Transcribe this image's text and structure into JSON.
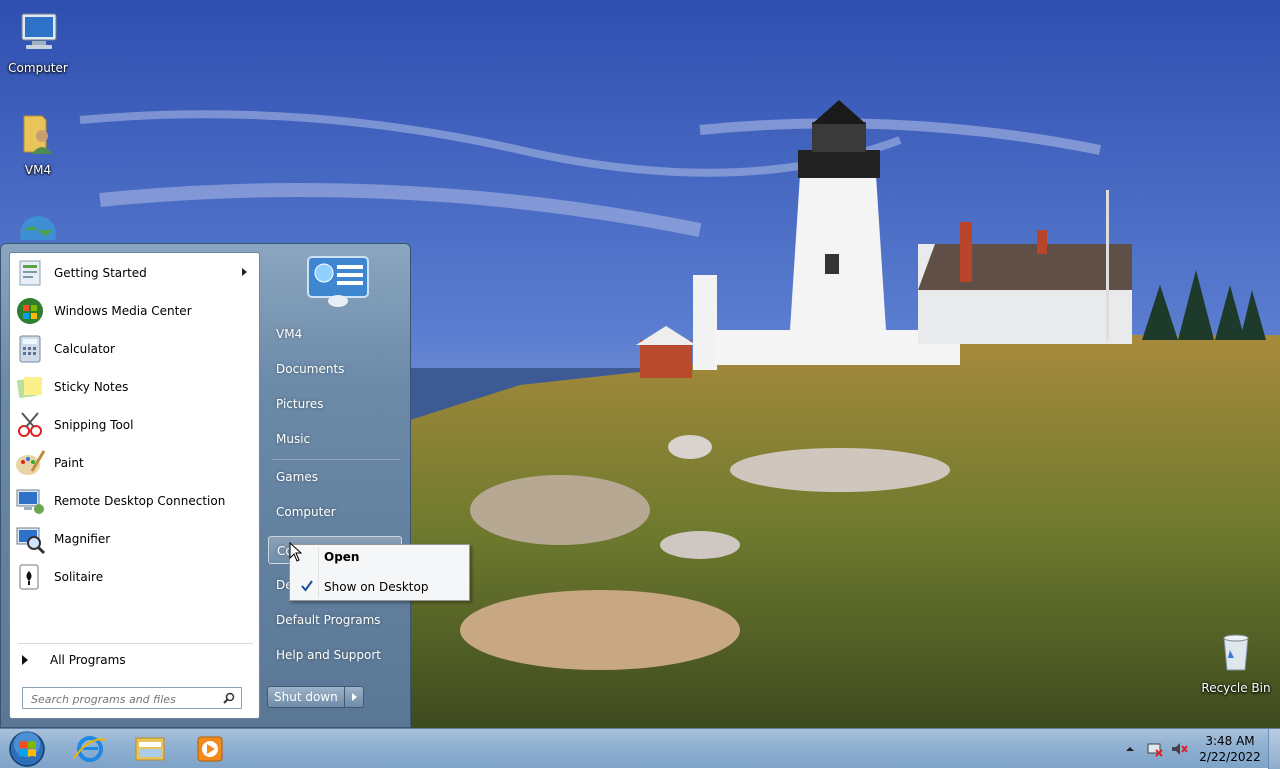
{
  "desktop": {
    "icons": [
      {
        "label": "Computer",
        "icon": "computer-icon"
      },
      {
        "label": "VM4",
        "icon": "user-folder-icon"
      },
      {
        "label": "Recycle Bin",
        "icon": "recycle-bin-icon"
      }
    ]
  },
  "start_menu": {
    "programs": [
      {
        "label": "Getting Started",
        "icon": "getting-started-icon",
        "has_submenu": true
      },
      {
        "label": "Windows Media Center",
        "icon": "media-center-icon"
      },
      {
        "label": "Calculator",
        "icon": "calculator-icon"
      },
      {
        "label": "Sticky Notes",
        "icon": "sticky-notes-icon"
      },
      {
        "label": "Snipping Tool",
        "icon": "snipping-tool-icon"
      },
      {
        "label": "Paint",
        "icon": "paint-icon"
      },
      {
        "label": "Remote Desktop Connection",
        "icon": "remote-desktop-icon"
      },
      {
        "label": "Magnifier",
        "icon": "magnifier-icon"
      },
      {
        "label": "Solitaire",
        "icon": "solitaire-icon"
      }
    ],
    "all_programs": "All Programs",
    "search_placeholder": "Search programs and files",
    "right_items": {
      "vm4": "VM4",
      "documents": "Documents",
      "pictures": "Pictures",
      "music": "Music",
      "games": "Games",
      "computer": "Computer",
      "control_panel": "Co",
      "devices": "De",
      "default_programs": "Default Programs",
      "help": "Help and Support"
    },
    "shutdown": "Shut down"
  },
  "context_menu": {
    "items": [
      {
        "label": "Open",
        "bold": true
      },
      {
        "label": "Show on Desktop",
        "checked": true
      }
    ]
  },
  "taskbar": {
    "clock_time": "3:48 AM",
    "clock_date": "2/22/2022"
  },
  "colors": {
    "taskbar": "#8fb0d1",
    "start_menu_right": "#6b8aa8",
    "sky": "#3f5fb8"
  }
}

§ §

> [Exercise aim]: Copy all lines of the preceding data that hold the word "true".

> [Completed exercise]:
        "has_submenu": true
        "bold": true
        "checked": true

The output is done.